Yahoo invests in two online ad companies

Yahoo buys AdInterax, which makes tools for creating multimedia ads, and is joining the Right Media Exchange.

Candace Lombardi
In a software-driven world, it's easy to forget about the nuts and bolts. Whether it's cars, robots, personal gadgetry or industrial machines, Candace Lombardi examines the moving parts that keep our world rotating. A journalist who divides her time between the United States and the United Kingdom, Lombardi has written about technology for the sites of The New York Times, CNET, USA Today, MSN, ZDNet, Silicon.com, and GameSpot. She is a member of the CNET Blog Network and is not a current employee of CNET.
Candace Lombardi
2 min read
Yahoo announced investments in two Internet advertising companies on Tuesday as it vies for a larger slice of the market.

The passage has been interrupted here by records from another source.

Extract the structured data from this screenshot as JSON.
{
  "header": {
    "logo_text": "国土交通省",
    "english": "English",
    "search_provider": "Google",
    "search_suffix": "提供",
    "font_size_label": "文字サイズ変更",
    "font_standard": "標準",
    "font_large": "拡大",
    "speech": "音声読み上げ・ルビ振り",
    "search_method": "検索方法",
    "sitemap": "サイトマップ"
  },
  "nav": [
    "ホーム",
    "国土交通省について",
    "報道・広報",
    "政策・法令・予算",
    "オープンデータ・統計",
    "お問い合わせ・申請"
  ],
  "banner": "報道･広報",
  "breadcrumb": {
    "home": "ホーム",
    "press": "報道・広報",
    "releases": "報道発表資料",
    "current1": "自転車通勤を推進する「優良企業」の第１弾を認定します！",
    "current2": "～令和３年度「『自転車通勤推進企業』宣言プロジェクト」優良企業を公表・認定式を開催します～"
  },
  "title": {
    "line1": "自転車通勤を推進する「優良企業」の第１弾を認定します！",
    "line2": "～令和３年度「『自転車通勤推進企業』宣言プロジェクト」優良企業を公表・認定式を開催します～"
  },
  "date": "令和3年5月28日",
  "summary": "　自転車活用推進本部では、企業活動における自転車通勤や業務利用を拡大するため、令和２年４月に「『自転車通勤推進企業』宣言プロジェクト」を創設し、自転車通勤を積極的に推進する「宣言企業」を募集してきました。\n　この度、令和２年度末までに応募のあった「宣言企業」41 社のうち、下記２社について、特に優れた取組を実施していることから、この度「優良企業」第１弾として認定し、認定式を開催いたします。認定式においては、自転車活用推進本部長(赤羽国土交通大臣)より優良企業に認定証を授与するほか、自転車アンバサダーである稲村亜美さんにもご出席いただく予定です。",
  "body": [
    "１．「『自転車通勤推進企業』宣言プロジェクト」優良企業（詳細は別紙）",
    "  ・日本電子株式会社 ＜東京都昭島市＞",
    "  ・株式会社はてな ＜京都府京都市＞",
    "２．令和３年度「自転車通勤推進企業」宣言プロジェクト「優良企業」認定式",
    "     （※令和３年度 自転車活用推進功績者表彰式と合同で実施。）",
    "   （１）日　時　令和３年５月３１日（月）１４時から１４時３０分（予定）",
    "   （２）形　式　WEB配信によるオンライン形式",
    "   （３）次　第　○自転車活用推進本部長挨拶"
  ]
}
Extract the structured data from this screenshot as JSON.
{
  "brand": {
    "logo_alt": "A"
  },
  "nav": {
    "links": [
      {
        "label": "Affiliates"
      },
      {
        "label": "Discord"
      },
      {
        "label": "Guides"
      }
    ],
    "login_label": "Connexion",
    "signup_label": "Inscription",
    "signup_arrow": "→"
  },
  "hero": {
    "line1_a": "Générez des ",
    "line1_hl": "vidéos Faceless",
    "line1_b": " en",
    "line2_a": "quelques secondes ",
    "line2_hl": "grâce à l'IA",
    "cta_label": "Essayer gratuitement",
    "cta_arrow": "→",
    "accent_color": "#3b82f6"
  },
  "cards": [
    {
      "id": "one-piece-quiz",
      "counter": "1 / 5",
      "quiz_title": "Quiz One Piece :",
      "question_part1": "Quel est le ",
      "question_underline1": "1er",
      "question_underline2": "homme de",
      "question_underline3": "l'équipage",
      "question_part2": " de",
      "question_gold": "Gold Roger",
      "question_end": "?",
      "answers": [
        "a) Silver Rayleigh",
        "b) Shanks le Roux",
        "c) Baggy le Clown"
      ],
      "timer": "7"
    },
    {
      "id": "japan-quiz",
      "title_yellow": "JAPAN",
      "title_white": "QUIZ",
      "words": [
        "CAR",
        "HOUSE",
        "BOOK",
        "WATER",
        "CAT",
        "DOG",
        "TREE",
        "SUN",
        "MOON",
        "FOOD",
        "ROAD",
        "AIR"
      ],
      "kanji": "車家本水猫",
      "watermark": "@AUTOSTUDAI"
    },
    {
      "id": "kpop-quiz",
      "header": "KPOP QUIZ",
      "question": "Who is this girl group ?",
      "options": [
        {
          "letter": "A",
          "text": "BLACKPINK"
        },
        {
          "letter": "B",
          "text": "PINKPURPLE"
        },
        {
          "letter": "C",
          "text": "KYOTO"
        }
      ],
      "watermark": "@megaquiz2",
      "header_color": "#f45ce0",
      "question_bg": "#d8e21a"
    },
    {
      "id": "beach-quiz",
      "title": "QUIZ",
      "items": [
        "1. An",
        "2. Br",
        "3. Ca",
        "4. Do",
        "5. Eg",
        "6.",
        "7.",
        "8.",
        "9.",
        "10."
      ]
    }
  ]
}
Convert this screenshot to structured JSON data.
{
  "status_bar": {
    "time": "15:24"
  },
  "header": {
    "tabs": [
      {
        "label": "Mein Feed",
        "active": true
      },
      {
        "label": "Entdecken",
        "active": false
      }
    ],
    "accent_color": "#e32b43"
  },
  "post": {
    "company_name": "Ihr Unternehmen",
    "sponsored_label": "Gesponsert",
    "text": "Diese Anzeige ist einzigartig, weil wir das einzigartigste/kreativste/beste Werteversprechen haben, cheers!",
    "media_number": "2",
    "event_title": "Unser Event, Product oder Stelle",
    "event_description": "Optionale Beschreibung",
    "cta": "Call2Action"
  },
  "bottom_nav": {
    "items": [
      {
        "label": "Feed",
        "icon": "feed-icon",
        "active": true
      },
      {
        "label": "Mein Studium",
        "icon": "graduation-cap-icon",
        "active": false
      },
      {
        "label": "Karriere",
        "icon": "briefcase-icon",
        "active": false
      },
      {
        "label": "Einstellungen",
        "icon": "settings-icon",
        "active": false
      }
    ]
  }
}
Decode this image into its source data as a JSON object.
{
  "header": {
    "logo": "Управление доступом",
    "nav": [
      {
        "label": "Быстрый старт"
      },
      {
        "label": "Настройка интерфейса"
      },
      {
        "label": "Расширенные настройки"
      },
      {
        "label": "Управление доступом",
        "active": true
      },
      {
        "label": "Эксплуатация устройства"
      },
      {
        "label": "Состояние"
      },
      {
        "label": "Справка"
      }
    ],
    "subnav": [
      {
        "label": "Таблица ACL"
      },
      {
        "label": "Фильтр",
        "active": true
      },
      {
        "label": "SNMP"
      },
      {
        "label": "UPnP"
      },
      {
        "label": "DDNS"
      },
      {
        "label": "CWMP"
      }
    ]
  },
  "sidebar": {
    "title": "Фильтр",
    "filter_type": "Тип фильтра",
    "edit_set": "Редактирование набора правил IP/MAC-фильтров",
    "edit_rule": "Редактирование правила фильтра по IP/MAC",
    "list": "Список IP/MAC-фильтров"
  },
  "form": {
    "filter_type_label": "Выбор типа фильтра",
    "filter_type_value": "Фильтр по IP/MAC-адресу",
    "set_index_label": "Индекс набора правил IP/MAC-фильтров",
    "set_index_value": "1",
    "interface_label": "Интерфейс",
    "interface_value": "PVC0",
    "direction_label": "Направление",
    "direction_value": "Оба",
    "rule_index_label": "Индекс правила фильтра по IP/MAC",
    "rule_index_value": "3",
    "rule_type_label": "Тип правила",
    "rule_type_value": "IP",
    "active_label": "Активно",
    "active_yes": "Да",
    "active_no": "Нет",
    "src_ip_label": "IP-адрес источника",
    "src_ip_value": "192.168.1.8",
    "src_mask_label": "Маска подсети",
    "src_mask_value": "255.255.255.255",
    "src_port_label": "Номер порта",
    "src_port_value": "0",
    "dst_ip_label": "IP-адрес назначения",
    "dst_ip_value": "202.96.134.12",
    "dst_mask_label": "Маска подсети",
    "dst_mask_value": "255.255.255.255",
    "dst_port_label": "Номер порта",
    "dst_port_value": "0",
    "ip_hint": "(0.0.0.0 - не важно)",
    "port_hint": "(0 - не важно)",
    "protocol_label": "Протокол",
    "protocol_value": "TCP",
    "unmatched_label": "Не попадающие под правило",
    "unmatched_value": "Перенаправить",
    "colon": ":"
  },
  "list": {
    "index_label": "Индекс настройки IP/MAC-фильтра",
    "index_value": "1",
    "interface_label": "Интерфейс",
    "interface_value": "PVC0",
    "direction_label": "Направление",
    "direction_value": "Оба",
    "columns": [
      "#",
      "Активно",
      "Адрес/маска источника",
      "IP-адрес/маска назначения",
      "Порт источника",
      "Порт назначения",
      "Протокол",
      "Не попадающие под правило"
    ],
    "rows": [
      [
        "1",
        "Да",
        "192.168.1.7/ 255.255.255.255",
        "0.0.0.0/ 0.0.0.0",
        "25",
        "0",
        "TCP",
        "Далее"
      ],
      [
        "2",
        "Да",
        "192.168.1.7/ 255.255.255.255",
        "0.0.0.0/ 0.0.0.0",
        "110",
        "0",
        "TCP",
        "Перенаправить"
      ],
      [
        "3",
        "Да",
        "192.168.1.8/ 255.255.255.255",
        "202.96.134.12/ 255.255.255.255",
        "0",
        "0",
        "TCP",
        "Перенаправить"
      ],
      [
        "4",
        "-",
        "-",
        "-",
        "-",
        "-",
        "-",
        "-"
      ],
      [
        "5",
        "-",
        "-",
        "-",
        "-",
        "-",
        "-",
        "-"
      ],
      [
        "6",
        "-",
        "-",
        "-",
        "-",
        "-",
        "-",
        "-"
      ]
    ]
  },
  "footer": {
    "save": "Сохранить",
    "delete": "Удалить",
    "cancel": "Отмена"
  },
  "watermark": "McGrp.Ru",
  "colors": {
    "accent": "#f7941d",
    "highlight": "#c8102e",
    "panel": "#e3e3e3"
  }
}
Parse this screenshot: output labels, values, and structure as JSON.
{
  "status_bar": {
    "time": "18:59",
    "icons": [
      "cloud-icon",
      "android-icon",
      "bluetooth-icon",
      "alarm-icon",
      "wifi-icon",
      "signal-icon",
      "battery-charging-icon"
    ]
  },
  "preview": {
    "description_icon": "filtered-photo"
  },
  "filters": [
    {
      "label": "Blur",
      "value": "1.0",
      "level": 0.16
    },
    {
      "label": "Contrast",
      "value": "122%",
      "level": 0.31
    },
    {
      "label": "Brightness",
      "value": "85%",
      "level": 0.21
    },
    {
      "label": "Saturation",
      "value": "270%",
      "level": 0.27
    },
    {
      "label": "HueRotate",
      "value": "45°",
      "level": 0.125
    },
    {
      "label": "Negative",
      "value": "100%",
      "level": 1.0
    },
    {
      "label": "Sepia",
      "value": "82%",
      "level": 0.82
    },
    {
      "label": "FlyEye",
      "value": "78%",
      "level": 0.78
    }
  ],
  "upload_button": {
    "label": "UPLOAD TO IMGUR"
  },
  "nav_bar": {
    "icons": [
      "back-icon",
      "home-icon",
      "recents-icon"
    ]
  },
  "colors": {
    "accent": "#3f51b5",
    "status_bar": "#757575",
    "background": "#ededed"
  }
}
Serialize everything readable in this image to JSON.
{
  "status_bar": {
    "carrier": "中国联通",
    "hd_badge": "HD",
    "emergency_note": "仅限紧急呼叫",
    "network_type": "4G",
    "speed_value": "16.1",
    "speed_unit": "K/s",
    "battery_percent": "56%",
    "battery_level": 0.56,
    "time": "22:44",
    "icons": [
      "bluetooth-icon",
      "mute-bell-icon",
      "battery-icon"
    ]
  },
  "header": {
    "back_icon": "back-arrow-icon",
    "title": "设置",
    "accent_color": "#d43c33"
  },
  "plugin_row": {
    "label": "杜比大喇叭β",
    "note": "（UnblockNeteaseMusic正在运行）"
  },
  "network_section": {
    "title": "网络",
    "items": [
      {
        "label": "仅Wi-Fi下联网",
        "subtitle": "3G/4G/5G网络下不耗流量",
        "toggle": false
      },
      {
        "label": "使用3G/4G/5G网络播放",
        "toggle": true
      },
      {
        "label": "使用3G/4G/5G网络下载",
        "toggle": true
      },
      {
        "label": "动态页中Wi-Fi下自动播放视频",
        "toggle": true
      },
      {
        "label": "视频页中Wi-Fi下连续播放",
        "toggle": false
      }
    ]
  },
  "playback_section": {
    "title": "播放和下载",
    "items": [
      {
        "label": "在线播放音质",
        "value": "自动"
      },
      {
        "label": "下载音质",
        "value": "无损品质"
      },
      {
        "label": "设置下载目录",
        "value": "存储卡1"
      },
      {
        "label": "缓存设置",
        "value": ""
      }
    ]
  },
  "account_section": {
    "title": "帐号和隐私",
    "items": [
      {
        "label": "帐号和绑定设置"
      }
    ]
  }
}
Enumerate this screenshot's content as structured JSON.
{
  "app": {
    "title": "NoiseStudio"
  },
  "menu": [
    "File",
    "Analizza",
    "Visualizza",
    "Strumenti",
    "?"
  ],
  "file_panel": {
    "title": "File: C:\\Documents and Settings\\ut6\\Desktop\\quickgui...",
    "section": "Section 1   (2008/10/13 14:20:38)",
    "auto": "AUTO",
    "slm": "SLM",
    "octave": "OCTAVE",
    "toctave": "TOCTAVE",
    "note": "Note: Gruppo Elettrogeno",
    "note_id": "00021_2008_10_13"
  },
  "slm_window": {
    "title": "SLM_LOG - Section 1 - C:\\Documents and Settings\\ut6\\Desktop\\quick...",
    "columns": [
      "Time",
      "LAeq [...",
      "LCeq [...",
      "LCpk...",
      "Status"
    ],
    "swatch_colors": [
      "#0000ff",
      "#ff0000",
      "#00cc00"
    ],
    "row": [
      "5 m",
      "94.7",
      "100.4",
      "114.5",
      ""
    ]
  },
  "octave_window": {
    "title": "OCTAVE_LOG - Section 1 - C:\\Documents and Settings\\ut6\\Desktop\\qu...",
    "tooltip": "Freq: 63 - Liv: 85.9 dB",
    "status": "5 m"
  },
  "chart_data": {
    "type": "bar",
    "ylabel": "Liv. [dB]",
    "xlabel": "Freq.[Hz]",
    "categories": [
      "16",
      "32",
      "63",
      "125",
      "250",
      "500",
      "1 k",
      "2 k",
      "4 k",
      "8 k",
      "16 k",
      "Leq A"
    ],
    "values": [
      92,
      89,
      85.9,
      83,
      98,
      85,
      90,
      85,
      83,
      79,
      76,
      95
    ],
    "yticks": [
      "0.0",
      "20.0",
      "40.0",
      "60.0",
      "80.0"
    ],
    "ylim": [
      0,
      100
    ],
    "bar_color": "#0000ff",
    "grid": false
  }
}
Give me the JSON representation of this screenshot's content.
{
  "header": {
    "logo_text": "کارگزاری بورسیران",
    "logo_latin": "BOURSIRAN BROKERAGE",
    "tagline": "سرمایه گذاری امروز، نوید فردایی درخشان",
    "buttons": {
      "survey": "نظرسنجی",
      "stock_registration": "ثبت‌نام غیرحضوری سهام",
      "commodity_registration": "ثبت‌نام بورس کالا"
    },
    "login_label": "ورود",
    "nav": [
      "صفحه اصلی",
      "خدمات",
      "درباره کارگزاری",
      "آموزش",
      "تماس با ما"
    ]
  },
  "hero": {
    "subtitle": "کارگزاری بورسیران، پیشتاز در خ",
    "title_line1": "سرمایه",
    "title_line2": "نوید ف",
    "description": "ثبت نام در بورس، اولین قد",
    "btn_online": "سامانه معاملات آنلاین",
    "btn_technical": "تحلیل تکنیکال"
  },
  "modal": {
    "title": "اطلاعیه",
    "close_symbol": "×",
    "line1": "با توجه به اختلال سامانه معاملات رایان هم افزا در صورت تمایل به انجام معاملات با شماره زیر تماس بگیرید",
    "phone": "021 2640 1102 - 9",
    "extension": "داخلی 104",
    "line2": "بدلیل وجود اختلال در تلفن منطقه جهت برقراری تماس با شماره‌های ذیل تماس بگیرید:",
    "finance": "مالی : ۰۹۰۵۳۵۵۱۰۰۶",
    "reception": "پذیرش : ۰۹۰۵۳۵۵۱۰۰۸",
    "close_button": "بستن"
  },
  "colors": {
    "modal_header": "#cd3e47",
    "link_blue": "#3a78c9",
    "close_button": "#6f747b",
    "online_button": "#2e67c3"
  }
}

Yahoo is acquiring AdInterax, which offers tools allowing marketers to create multimedia ads that Yahoo will integrate into its existing services for advertisers. Financial terms were not disclosed.

"We're moving into this space because we feel the rich media experience should be more ubiquitous," said Todd Teresi, vice president of global sales operations for Yahoo. "It provides tremendous depth of engagement, and enhances user experience, and drives effectiveness into the markets. And it drives efficiency on the network."

Previously, Yahoo worked with third-party providers of multimedia technology to place rich media ads--those containing motion, sound or video--within its network of sites for advertisers. The company will continue to do that, but will include its own rich media technology services for free as part of an advertiser's marketing buy with Yahoo, Teresi said.

Separately, Yahoo led a $45 million Series B financing round in Right Media, which operates a real-time online ad auction network called the Right Media Exchange. The investment gives Yahoo a 20 percent stake in Right Media. Redpoint Ventures and existing investors also participated.

Yahoo is joining the Right Media Exchange, allowing advertisers to bid on its non-premium banner or display ad inventory. Yahoo will also name someone to serve on Right Media's board of directors. The exchange has more than 11,000 buyers and sellers.

Right Media launched its automated online ad exchange in June. The exchange lets Web sites auction off display ad space to the highest bidder rather than having to go through ad agencies or networks, like Yahoo Publisher Network or ValueClick, which set prices and take a cut.

Yahoo, which reports third-quarter results on Tuesday after the close of market, has delayed the release of its new online advertising platform until the fourth quarter.

The ad investments come amidst Yahoo's warning that a decline in ad sales from the auto and financial industries will be reflected in the company's earnings report. Analysts have been debating whether the announcement is indicative of ad dollars splintering to other sites, a change in the online advertising market, or the overall economy.

Display advertising, which includes rich media, made up 34 percent or $4.3 billion in ad revenue for Internet advertising in 2005, according to the Interactive Advertising Bureau.

"Depending on the sophistication, ad agencies are usually the first to adopt, but we do expect over time that the entire customer base will use rich media to drive more effective marketing," said Teresi.